Special Issue 2011 – Article
“What is Essential is Invisible to the Eye” – A Music Therapy Tale of a Young Woman with Visual Impairment
This article describes the case of Maria, a young woman with visual impairment and mild learning difficulties, whose involvement in music therapy helped her develop an understanding of the importance of music for her personal life. Whereas in the sessions her verbal comments about herself were very negative to start with, focusing on her back pains and everyday problems caused by her visual impairment, her singing brought to light a gifted musical personality in the course of therapy who felt strongly about her musicality. During a period of one and a half years of individual music therapy sessions at a creative day centre for people with disabilities, Maria developed a strong sense of confidence in her musical abilities, which made her believe more in herself as a musician. The joy of music making and singing as well as the interpersonal therapeutic relationship based on mutual trust and respect made her focus away from perceiving herself as ‘disabled’ and engage in searching for a new musical identity. The case study summarises this process and explains how Maria was helped by temporarily ‘stepping out’ of the boundaries of therapy in order to communicate her musical skills to a wider community at the annual summer concerts where she could ‘try out’ this new identity.
The case of Maria shall further be used to reflect on how disabled people in Greece can find support at local creative day centres, which are essential infrastructural support facilities that contribute to their care and wellbeing locally. I shall also argue that music therapy is an ideal therapeutic intervention for such settings, as it is able to address individual needs of programme attendees, focusing its therapeutic interventions on a person’s existing and at first glance ‘invisible’ hidden possibilities and talents. This essentially humanistic therapeutic approach employed by the author and described below, shall be exemplified by employing examples of the wisdom of the ‘Little Prince’ by Saint-Exupéry, by which we can further highlight the essence of Maria’s positive therapeutic journey in music.
Keywords: case study, individual music therapy, visual impairment, disability, singing, performance, community music therapy
Markus Dauber studied Musicology, Psychology and Education at the Freie Universität Berlin and holds two postgraduate degrees, an MA in the Psychology of Music from the University of Sheffield and a Postgraduate Diploma in Music Therapy from the University of Bristol, UK. Since 2003 he has been working as a music therapist in Volos, Greece with various client groups and has been locally setting up music therapy work, particularly at day centres for people with learning disabilities and mental health problems. He also gives workshops and seminars about music therapy both locally and in other parts of the country. He provides music therapy services at the Municipal Music Conservatory Nea Ionia, Volos, where he co-runs the ‘Workshop for Musical Expression and Communication’ with the music therapist Hara Savvopoulou. He is a founding member of the Greek Association of Certified Professional Music Therapists (ESPEM) and has served as its Vice-President from 2007 to 2010. He forms part of the Editorial Board of the journal Approaches, the first Greek online journal dedicated to the fields of Music Therapy and Special Music Education.

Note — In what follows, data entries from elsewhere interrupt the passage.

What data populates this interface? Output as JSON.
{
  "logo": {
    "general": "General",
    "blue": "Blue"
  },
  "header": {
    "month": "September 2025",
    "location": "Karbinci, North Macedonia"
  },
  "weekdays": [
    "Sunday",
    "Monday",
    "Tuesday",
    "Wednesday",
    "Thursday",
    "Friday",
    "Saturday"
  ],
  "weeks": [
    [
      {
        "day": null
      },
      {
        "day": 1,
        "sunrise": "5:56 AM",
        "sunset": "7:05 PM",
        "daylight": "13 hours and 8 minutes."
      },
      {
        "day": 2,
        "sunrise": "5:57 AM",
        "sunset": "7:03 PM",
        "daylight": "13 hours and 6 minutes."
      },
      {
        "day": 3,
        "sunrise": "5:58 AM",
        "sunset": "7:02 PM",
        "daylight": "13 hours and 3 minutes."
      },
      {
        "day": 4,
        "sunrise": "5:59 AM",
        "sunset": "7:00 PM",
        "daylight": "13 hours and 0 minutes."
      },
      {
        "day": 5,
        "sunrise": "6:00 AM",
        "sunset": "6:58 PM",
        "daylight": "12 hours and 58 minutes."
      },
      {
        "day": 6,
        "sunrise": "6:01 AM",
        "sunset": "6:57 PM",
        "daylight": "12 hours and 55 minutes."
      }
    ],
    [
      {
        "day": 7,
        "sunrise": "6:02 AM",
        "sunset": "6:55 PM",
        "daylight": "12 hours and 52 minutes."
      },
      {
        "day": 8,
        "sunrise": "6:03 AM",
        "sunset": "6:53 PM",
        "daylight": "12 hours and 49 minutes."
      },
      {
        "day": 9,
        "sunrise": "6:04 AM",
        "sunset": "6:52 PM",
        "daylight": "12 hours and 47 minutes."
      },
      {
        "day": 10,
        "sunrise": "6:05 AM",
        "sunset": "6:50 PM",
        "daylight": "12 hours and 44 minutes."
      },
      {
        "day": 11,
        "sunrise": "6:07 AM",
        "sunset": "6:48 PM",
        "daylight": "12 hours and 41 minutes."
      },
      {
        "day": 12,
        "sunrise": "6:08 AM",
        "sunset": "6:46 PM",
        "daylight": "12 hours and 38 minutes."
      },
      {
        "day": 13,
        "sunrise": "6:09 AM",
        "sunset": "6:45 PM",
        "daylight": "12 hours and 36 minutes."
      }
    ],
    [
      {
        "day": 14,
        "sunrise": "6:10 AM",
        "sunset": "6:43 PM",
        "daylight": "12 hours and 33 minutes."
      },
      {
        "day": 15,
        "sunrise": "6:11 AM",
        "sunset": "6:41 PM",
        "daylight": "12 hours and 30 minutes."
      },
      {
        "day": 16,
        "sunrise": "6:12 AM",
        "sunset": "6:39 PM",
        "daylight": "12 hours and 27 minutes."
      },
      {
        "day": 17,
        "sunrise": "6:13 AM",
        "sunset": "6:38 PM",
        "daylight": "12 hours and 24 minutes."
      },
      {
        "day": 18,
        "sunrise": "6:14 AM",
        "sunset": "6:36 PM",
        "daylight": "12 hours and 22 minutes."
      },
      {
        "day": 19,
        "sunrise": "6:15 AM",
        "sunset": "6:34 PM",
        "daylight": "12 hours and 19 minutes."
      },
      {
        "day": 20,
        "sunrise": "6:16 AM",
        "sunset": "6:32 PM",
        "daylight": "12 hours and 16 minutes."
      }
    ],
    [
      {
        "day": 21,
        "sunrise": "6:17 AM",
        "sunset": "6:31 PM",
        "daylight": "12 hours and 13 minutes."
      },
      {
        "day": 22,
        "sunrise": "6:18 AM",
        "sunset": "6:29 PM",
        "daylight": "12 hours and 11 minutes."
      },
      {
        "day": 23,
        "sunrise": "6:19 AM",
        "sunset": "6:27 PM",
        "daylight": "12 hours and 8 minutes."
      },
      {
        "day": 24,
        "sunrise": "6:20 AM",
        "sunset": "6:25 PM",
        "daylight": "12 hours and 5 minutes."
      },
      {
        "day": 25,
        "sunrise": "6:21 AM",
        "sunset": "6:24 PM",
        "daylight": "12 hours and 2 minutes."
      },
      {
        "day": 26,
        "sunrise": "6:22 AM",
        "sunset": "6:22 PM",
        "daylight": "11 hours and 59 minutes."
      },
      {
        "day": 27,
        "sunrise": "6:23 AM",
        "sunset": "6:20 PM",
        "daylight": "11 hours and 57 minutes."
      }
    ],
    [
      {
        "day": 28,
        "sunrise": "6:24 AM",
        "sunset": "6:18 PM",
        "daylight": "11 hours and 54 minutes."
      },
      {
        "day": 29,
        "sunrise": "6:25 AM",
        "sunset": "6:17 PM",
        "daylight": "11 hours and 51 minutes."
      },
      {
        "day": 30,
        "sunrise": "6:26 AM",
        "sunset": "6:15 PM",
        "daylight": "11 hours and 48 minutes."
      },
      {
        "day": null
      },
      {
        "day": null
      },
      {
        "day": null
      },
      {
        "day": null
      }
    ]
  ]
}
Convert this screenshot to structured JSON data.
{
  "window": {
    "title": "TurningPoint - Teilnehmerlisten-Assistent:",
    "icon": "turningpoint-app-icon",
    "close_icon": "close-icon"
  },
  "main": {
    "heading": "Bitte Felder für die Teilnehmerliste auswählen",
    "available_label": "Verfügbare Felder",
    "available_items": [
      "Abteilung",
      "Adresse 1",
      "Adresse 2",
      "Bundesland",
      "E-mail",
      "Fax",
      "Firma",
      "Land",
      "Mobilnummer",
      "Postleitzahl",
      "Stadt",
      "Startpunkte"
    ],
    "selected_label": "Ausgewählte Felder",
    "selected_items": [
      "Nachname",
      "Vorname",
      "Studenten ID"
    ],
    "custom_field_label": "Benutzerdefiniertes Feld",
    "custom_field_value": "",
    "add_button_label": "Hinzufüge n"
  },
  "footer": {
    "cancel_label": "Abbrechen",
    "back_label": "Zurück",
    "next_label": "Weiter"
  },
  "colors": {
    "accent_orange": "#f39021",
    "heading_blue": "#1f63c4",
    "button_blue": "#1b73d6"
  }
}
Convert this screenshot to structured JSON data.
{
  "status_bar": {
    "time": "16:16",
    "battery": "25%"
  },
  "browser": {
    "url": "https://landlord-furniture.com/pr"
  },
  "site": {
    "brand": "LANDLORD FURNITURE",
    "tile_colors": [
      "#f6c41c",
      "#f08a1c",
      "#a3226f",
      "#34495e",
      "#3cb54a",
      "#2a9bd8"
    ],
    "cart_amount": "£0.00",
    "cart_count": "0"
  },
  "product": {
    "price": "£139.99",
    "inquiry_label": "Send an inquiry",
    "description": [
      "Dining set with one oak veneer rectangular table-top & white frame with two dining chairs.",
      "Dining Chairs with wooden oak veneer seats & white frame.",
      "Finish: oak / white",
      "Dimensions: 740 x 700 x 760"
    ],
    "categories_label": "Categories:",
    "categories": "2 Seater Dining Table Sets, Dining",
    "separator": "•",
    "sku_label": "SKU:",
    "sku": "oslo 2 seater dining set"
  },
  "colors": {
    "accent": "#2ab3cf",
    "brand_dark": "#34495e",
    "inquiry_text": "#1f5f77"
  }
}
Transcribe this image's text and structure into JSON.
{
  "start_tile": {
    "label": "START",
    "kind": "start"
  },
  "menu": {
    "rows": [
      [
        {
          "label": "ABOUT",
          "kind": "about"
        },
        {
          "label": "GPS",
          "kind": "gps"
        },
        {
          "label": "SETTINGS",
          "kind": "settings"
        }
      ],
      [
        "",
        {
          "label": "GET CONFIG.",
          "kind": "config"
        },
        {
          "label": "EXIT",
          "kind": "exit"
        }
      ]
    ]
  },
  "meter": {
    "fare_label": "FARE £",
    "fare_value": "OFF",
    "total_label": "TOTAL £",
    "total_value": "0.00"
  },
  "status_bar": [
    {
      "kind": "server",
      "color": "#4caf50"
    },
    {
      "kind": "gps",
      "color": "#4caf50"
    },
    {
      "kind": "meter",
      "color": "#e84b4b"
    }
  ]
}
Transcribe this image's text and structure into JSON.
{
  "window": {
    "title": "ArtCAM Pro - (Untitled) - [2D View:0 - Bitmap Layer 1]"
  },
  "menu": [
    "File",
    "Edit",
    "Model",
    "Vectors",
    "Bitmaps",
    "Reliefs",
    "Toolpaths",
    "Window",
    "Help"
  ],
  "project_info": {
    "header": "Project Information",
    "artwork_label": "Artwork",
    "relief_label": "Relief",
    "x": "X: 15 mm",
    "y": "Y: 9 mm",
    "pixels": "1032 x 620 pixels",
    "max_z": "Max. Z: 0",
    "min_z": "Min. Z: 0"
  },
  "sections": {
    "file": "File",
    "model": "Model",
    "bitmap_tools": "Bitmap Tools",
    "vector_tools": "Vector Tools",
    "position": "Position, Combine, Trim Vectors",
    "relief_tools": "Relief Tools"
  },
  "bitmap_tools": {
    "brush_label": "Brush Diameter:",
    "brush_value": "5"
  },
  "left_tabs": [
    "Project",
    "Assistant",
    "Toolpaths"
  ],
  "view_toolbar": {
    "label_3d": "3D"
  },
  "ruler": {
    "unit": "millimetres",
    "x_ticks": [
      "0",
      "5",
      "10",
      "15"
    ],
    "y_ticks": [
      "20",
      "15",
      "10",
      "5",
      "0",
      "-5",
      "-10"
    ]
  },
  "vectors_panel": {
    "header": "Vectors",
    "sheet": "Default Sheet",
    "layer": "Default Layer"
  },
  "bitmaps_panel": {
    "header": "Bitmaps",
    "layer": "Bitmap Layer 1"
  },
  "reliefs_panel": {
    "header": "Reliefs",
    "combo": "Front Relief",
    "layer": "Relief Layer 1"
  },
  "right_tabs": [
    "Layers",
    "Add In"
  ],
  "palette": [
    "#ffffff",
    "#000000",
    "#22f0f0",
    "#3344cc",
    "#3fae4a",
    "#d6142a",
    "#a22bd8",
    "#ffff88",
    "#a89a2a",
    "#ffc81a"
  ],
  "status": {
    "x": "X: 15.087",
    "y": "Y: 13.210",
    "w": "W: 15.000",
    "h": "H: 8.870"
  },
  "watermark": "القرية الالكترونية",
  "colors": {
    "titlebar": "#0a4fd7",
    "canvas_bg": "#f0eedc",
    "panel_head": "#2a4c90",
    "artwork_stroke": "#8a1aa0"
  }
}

Click on the link to listen to the audio extract mentioned in the article.